Mental Health Help - Mapped
Where in the UK is it easiest to seek help for your mental wellbeing?
It’s estimated that as many as one in four people experience a mental health problem of some kind each year, and more and more people are seeking help for issues such as anxiety, depression and disorders such as OCD and PTSD, especially in light of the coronavirus pandemic, with the isolation and changes to our everyday lives that we’ve all had to endure.
We’re blessed to have lots of support available to us here in the UK, but which parts of the country is it easiest to access this help when it's needed?
We’ve taken a look at the number of registered psychologists in some of the country’s major towns and cities, as well as the overall ease of accessing mental health support based on things such as cost and wait times.
The towns and cities with the easiest access to councillors and psychologists
Talking to a professional is a valuable tool for those suffering from mental health issues, so first, we looked at the towns and cities with the highest number of chartered psychologists per 100,000 people.
1. Oxford, Oxfordshire
Number of chartered psychologists: 50
Psychologists per 100,000 people: 32.99

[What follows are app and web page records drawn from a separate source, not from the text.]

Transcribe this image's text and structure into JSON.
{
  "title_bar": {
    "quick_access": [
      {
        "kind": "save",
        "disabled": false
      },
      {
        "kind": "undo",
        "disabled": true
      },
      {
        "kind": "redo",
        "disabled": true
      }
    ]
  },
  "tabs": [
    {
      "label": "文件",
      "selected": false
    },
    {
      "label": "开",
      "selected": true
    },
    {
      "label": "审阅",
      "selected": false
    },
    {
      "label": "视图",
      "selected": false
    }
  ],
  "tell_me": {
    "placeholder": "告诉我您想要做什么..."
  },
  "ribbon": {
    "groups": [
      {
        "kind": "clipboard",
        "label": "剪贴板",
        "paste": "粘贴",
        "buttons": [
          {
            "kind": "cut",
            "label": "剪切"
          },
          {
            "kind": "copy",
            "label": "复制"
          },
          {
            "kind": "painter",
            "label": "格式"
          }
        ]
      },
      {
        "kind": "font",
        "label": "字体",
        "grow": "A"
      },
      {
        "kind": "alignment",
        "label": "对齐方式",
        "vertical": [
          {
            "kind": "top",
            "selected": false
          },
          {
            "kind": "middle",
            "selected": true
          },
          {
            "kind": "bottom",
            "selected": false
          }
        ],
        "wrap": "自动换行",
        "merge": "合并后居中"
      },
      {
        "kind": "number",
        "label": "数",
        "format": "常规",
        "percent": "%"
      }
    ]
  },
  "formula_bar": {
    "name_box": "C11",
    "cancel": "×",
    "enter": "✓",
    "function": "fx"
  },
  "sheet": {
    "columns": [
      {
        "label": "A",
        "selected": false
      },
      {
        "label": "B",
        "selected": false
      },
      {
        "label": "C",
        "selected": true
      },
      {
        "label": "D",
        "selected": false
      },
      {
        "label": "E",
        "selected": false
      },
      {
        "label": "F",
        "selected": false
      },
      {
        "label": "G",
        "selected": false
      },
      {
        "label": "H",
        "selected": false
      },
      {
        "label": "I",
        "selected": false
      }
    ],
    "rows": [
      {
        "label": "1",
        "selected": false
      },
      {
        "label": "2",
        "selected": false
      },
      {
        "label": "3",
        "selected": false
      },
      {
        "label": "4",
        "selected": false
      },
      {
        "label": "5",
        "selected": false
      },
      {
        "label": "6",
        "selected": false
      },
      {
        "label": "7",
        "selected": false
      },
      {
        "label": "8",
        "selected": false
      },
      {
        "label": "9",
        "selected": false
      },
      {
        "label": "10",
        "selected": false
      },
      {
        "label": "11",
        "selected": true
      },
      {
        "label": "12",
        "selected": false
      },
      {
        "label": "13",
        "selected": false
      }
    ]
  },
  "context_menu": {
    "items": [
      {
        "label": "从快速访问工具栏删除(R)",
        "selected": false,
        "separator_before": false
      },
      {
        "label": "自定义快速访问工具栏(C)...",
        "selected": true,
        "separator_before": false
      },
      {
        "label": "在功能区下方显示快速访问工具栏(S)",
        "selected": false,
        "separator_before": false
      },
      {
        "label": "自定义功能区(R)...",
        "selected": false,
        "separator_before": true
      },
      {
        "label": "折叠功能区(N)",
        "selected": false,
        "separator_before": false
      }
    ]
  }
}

Taking the top spot is Oxford, where there is seemingly an abundance of mental health support on hand for those who need it, with 50 chartered psychologists in the city, which has a population of just over 150,000 people, meaning there are just under 33 for every 100,000 people!

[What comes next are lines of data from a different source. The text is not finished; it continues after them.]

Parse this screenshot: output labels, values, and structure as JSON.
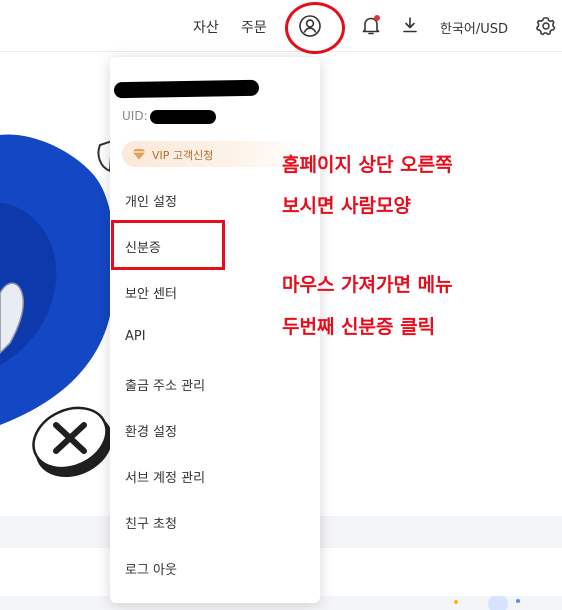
{
  "topbar": {
    "assets_label": "자산",
    "orders_label": "주문",
    "language_label": "한국어/USD"
  },
  "dropdown": {
    "uid_label": "UID:",
    "vip_label": "VIP 고객신청",
    "items": [
      {
        "label": "개인 설정"
      },
      {
        "label": "신분증"
      },
      {
        "label": "보안 센터"
      },
      {
        "label": "API"
      },
      {
        "label": "출금 주소 관리"
      },
      {
        "label": "환경 설정"
      },
      {
        "label": "서브 계정 관리"
      },
      {
        "label": "친구 초청"
      },
      {
        "label": "로그 아웃"
      }
    ]
  },
  "annotations": {
    "line1": "홈페이지 상단 오른쪽",
    "line2": "보시면 사람모양",
    "line3": "마우스 가져가면 메뉴",
    "line4": "두번째 신분증 클릭"
  },
  "colors": {
    "annotation_red": "#e60d1c",
    "hero_blue": "#1447c4",
    "vip_text": "#b06f2e"
  }
}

2. Cambridge, Cambridgeshire
Number of chartered psychologists: 30
Psychologists per 100,000 people: 23.99
Often mentioned in the same breath as Oxford in terms of academic institutions and achievements, Oxbridge clearly excels in terms of providing mental health support too, as Cambridge came in second place, with 30 chartered psychologists, and just less than 24 per 100,000 people.
3. Bath, Somerset
Number of chartered psychologists: 21
Psychologists per 100,000 people: 23.63
Not far behind Cambridge was Bath, Somerset, which is home to 21 chartered psychologists, but has a population of just 88,000 people, meaning it ranks third on our list.
The areas spending the most per person on mental health support
We’ve also taken a look at local government spending to see which councils are investing the most heavily into supporting those with mental health issues, as well as how this breaks down per person.
Note that this data was only available for England and some councils may have these services funded by another overarching council instead.
Total expenditure: £26,963,000
Expenditure per person: £57.88
The largest city in the South West, Bristol also enjoys a high level of mental health support per person, with the local government spending more than any other, both in overall terms and when we break it down per person.
Total expenditure: £19,873,000
Expenditure per person: £56.13
Another of the country’s major cities takes second place, this time Leicester, in the East Midlands, where the combined budget for mental health services stands at just under £20 million a year and £56.13 per person.
Total expenditure: £17,148,000
Expenditure per person: £52.87
The Wirral Peninsula, just outside of Liverpool has the third-highest spend per person, at over £17 million in total and £52.87 per person.
How long do we have to wait for mental health support?
It’s all well and good having lots of support available for people suffering with their mental health, but waiting times to see somebody can be frustrating.
According to the Mental Health Foundation, 42% of people had to wait up to three months for an initial assessment, although 10% had to wait as long as one to two years.
Following this initial assessment, waiting times can be even worse, with another survey by the Royal College of Psychiatrists saying that 64% of people have to wait more than four weeks for a second appointment after an initial referral, with 23% waiting more than three months and 11% waiting longer than six months.
The same survey revealed that two-fifths of people waiting for mental health treatment end up having to contact emergency or crisis services before being seen, with 11% even ending up in A&E.
How much does mental health support cost?
Ultimately, the cost of getting help for your mental health issues varies a lot depending on a number of factors such as the type of treatment that you’re seeking and where you live.
However, data from the NHS estimates that the cost of seeking private counselling usually costs between £10 and £70, while My Online Therapy estimates that seeing a clinical or counselling psychologist costs between £120 and £180.
Number of chartered psychologists sourced from the British Psychological Society directory of chartered psychologists.